One of the major reasons Starhawk works so well is just how seamlessly everything blends together. In a typical battle, you're likely to shoot out a ton of enemies, and then jump into your mech which can instantly transform into a flying ship so you can dogfight in space. This all happens nearly seamlessly, and there's hardly any slowdown. It becomes incredibly cool and rewarding to move so quickly in between sections of the game. It also makes a good portion of the battles a lot more epic, as you're often chasing the same group of enemies from land into space.

"...create everything from simple walls, to gates and even entire armories."


Starhawk isn't just another action game though, the game features a number of mechanics from other genres, including strategy and tower defense. The biggest example of this is the game's structure building system, which plays an integral part in the game's core structure. You create everything from simple walls, to gates and even entire armories. Once the game tells you how to build them, you're free to use them practically any way you want in battle. The best part of all this is that building these structures requires them to fall down from the sky, and its an incredibly cool moment when you time it just right and it falls directly on to enemies.

As well animated and voiced as it is, Starhawk's campaign is simply a primer for the game's intense 32-person multiplayer suite, and it's a primer you're going to want to take. The game's multiplayer suite requires your knowledge of each of the game's mechanics to be successful. It may be a bit stressful at first, but the payoff involves some of the coolest moments I've had with a game in a long time. There are so many ways to take out your opponents, and games end up getting personal and find you going from ground to space all in search of your rival.

There could have been a million ways to screw up Starhawk, but thankfully Sony Santa Monica did a great job avoiding many of these pitfalls. What they've created is a fun, chaotic mix of genres that's easy to fall in love with and hard to put down. Starhawk is simply a must own for PS3 owners.

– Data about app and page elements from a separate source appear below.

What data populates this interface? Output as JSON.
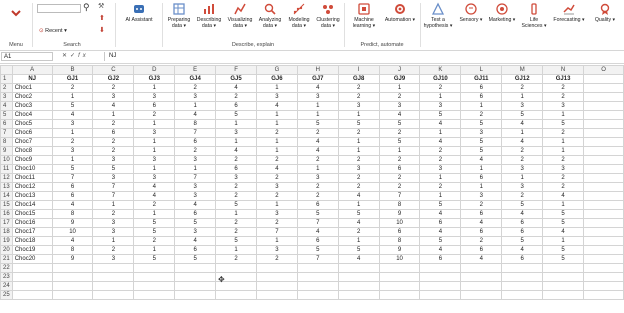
{
  "ribbon": {
    "menu_label": "Menu",
    "search_label": "Search",
    "search_input_value": "",
    "recent_label": "Recent",
    "ai_assistant_label": "AI Assistant",
    "describe_group_label": "Describe, explain",
    "predict_group_label": "Predict, automate",
    "buttons": [
      {
        "label": "Preparing data",
        "color": "#6a8fc9"
      },
      {
        "label": "Describing data",
        "color": "#d04b3a"
      },
      {
        "label": "Visualizing data",
        "color": "#d04b3a"
      },
      {
        "label": "Analyzing data",
        "color": "#d04b3a"
      },
      {
        "label": "Modeling data",
        "color": "#d04b3a"
      },
      {
        "label": "Clustering data",
        "color": "#d04b3a"
      },
      {
        "label": "Machine learning",
        "color": "#d04b3a"
      },
      {
        "label": "Automation",
        "color": "#d04b3a"
      },
      {
        "label": "Test a hypothesis",
        "color": "#6a8fc9"
      },
      {
        "label": "Sensory",
        "color": "#d04b3a"
      },
      {
        "label": "Marketing",
        "color": "#d04b3a"
      },
      {
        "label": "Life Sciences",
        "color": "#d04b3a"
      },
      {
        "label": "Forecasting",
        "color": "#d04b3a"
      },
      {
        "label": "Quality",
        "color": "#d04b3a"
      }
    ]
  },
  "formula_bar": {
    "name_box": "A1",
    "fx": "fx",
    "content": "NJ"
  },
  "columns": [
    "A",
    "B",
    "C",
    "D",
    "E",
    "F",
    "G",
    "H",
    "I",
    "J",
    "K",
    "L",
    "M",
    "N",
    "O"
  ],
  "header_row": [
    "NJ",
    "GJ1",
    "GJ2",
    "GJ3",
    "GJ4",
    "GJ5",
    "GJ6",
    "GJ7",
    "GJ8",
    "GJ9",
    "GJ10",
    "GJ11",
    "GJ12",
    "GJ13"
  ],
  "rows": [
    [
      "Choc1",
      "2",
      "2",
      "1",
      "2",
      "4",
      "1",
      "4",
      "2",
      "1",
      "2",
      "6",
      "2",
      "2"
    ],
    [
      "Choc2",
      "1",
      "3",
      "3",
      "3",
      "2",
      "3",
      "3",
      "2",
      "2",
      "1",
      "6",
      "1",
      "2"
    ],
    [
      "Choc3",
      "5",
      "4",
      "6",
      "1",
      "6",
      "4",
      "1",
      "3",
      "3",
      "3",
      "1",
      "3",
      "3"
    ],
    [
      "Choc4",
      "4",
      "1",
      "2",
      "4",
      "5",
      "1",
      "1",
      "1",
      "4",
      "5",
      "2",
      "5",
      "1"
    ],
    [
      "Choc5",
      "3",
      "2",
      "1",
      "8",
      "1",
      "1",
      "5",
      "5",
      "5",
      "4",
      "5",
      "4",
      "5"
    ],
    [
      "Choc6",
      "1",
      "6",
      "3",
      "7",
      "3",
      "2",
      "2",
      "2",
      "2",
      "1",
      "3",
      "1",
      "2"
    ],
    [
      "Choc7",
      "2",
      "2",
      "1",
      "6",
      "1",
      "1",
      "4",
      "1",
      "5",
      "4",
      "5",
      "4",
      "1"
    ],
    [
      "Choc8",
      "3",
      "2",
      "1",
      "2",
      "4",
      "1",
      "4",
      "1",
      "1",
      "2",
      "5",
      "2",
      "1"
    ],
    [
      "Choc9",
      "1",
      "3",
      "3",
      "3",
      "2",
      "2",
      "2",
      "2",
      "2",
      "2",
      "4",
      "2",
      "2"
    ],
    [
      "Choc10",
      "5",
      "5",
      "1",
      "1",
      "6",
      "4",
      "1",
      "3",
      "6",
      "3",
      "1",
      "3",
      "3"
    ],
    [
      "Choc11",
      "7",
      "3",
      "3",
      "7",
      "3",
      "2",
      "3",
      "2",
      "2",
      "1",
      "6",
      "1",
      "2"
    ],
    [
      "Choc12",
      "6",
      "7",
      "4",
      "3",
      "2",
      "3",
      "2",
      "2",
      "2",
      "2",
      "1",
      "3",
      "2"
    ],
    [
      "Choc13",
      "6",
      "7",
      "4",
      "3",
      "2",
      "2",
      "2",
      "4",
      "7",
      "1",
      "3",
      "2",
      "4"
    ],
    [
      "Choc14",
      "4",
      "1",
      "2",
      "4",
      "5",
      "1",
      "6",
      "1",
      "8",
      "5",
      "2",
      "5",
      "1"
    ],
    [
      "Choc15",
      "8",
      "2",
      "1",
      "6",
      "1",
      "3",
      "5",
      "5",
      "9",
      "4",
      "6",
      "4",
      "5"
    ],
    [
      "Choc16",
      "9",
      "3",
      "5",
      "5",
      "2",
      "2",
      "7",
      "4",
      "10",
      "6",
      "4",
      "6",
      "5"
    ],
    [
      "Choc17",
      "10",
      "3",
      "5",
      "3",
      "2",
      "7",
      "4",
      "2",
      "6",
      "4",
      "6",
      "6",
      "4"
    ],
    [
      "Choc18",
      "4",
      "1",
      "2",
      "4",
      "5",
      "1",
      "6",
      "1",
      "8",
      "5",
      "2",
      "5",
      "1"
    ],
    [
      "Choc19",
      "8",
      "2",
      "1",
      "6",
      "1",
      "3",
      "5",
      "5",
      "9",
      "4",
      "6",
      "4",
      "5"
    ],
    [
      "Choc20",
      "9",
      "3",
      "5",
      "5",
      "2",
      "2",
      "7",
      "4",
      "10",
      "6",
      "4",
      "6",
      "5"
    ]
  ],
  "extra_row_numbers": [
    "22",
    "23",
    "24",
    "25"
  ]
}
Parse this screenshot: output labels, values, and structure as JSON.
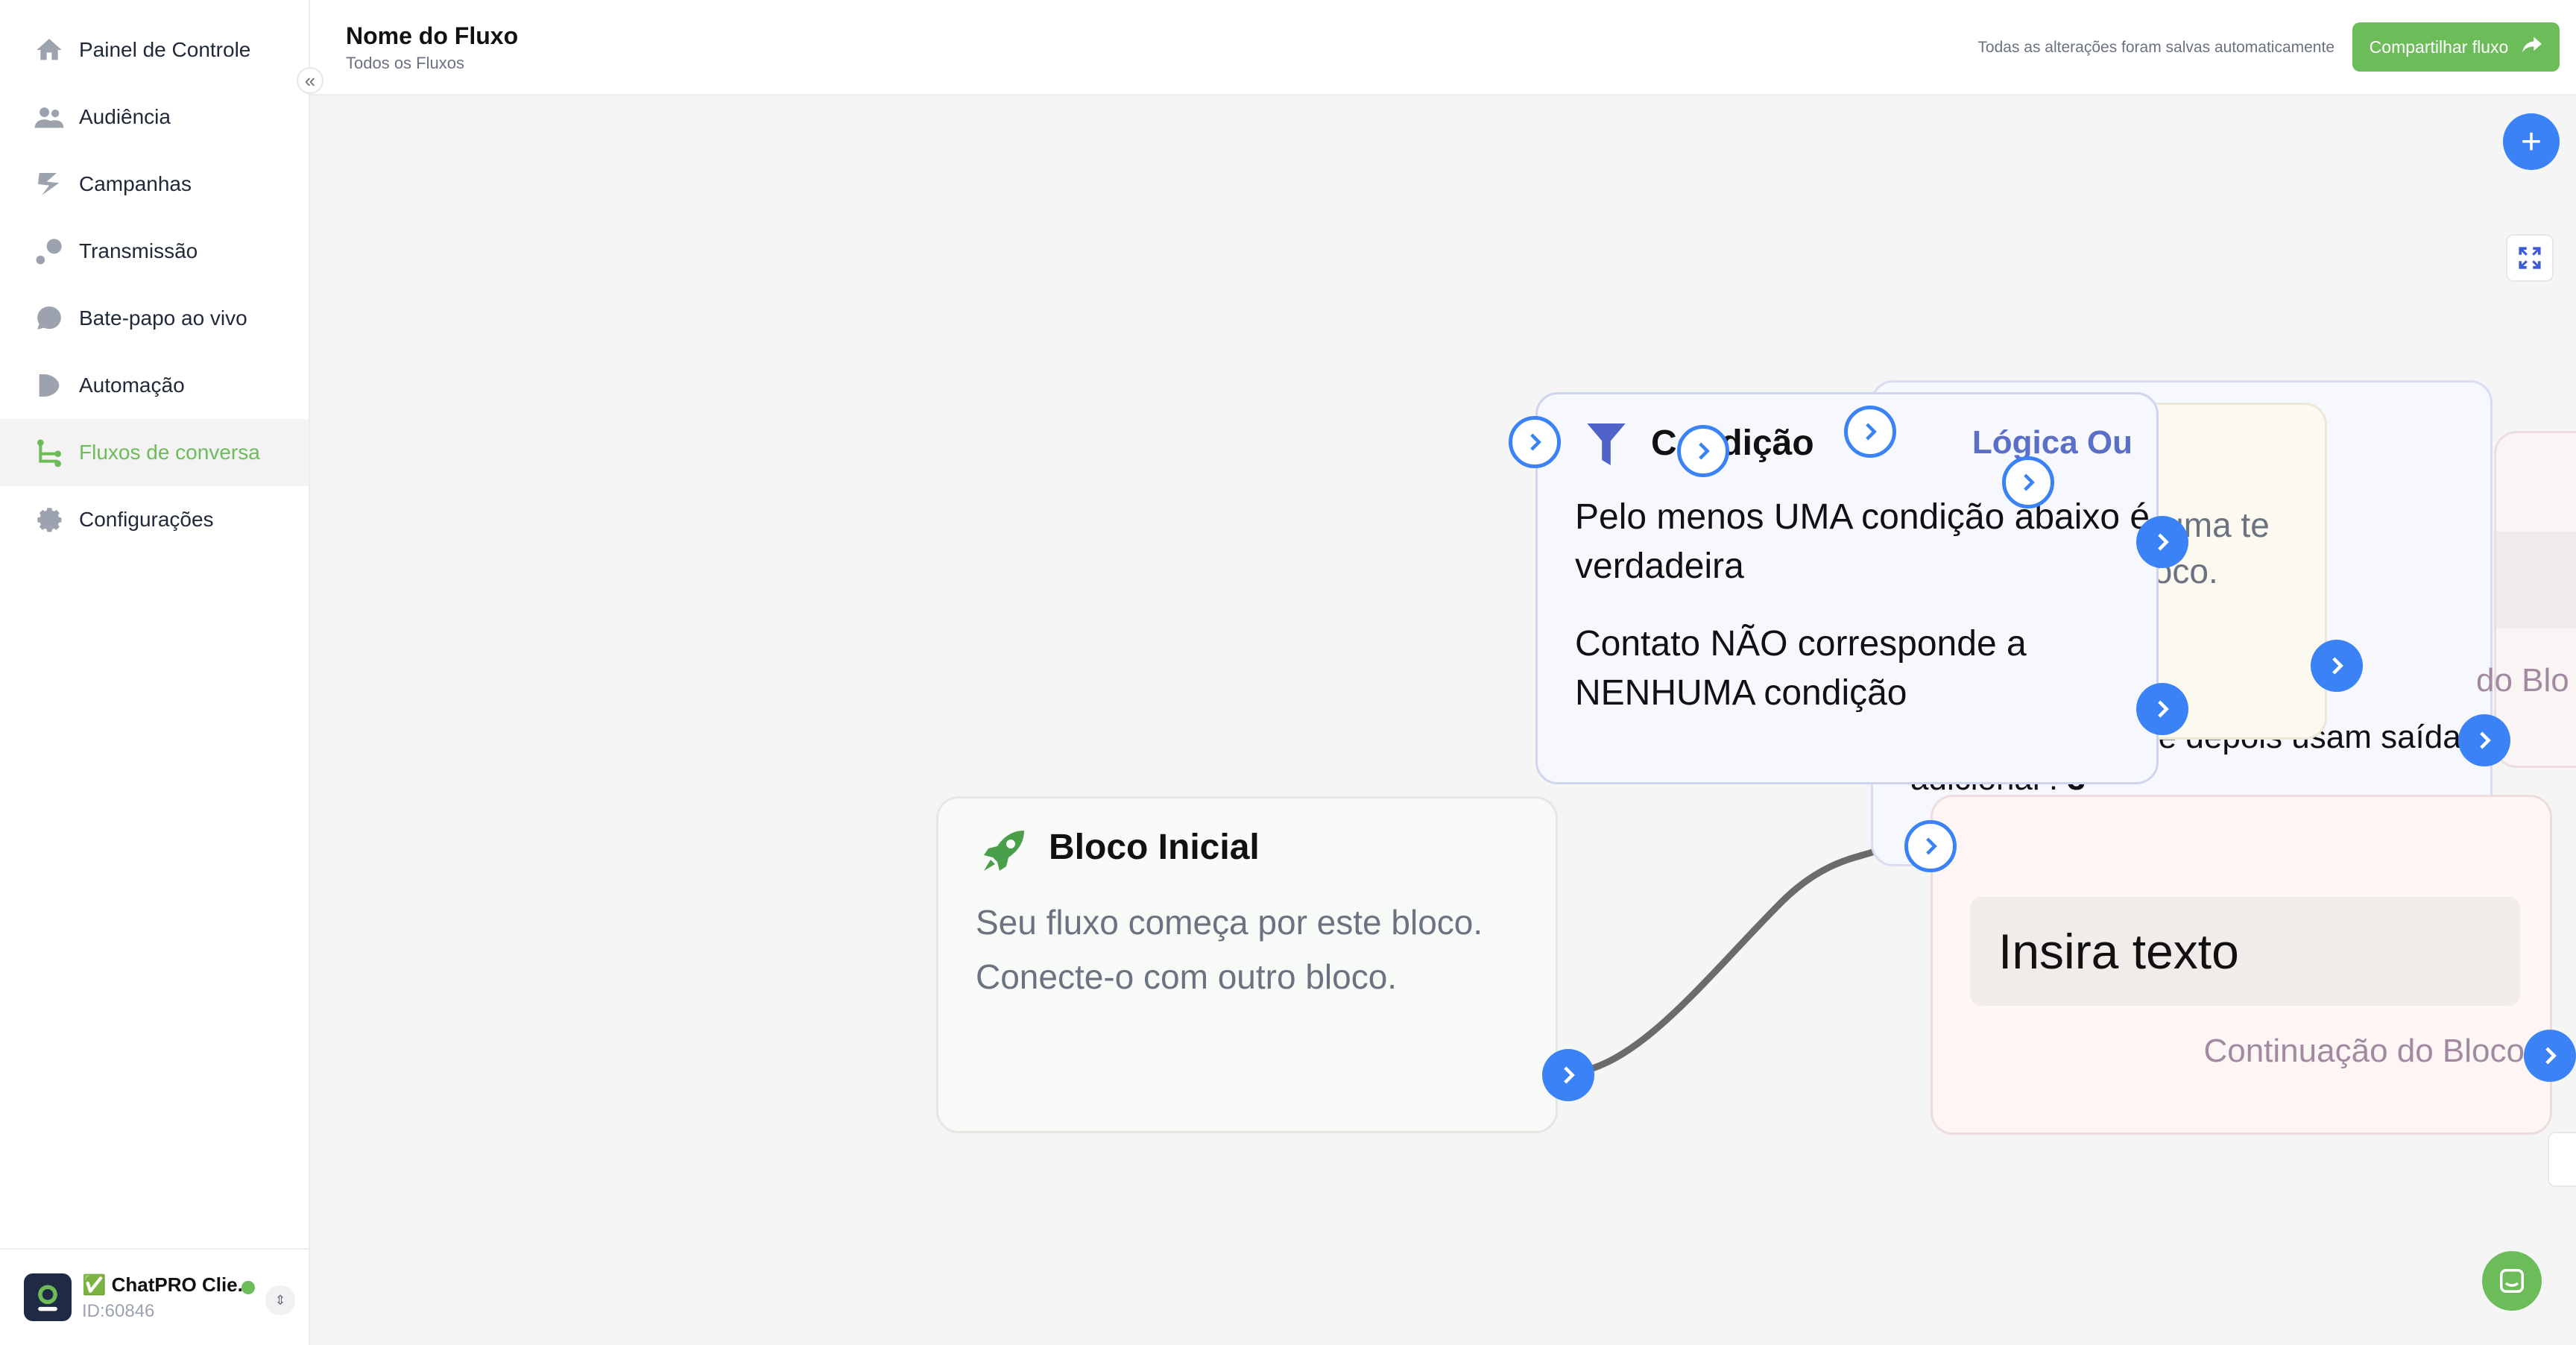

CHEATS USED: Trophies List

There are several tricks you can do to get more weapons and easier kills throughout Starhawk, but the game is void of traditional cheats.

I'd love to have a cheat to instantly have all of the game's structures to build at my whim, so I can use whatever I want to take out enemies throughout the game. Infinite ammo would also be a great cheat to have, as the game's rocket launcher never feels like it holds enough ammo.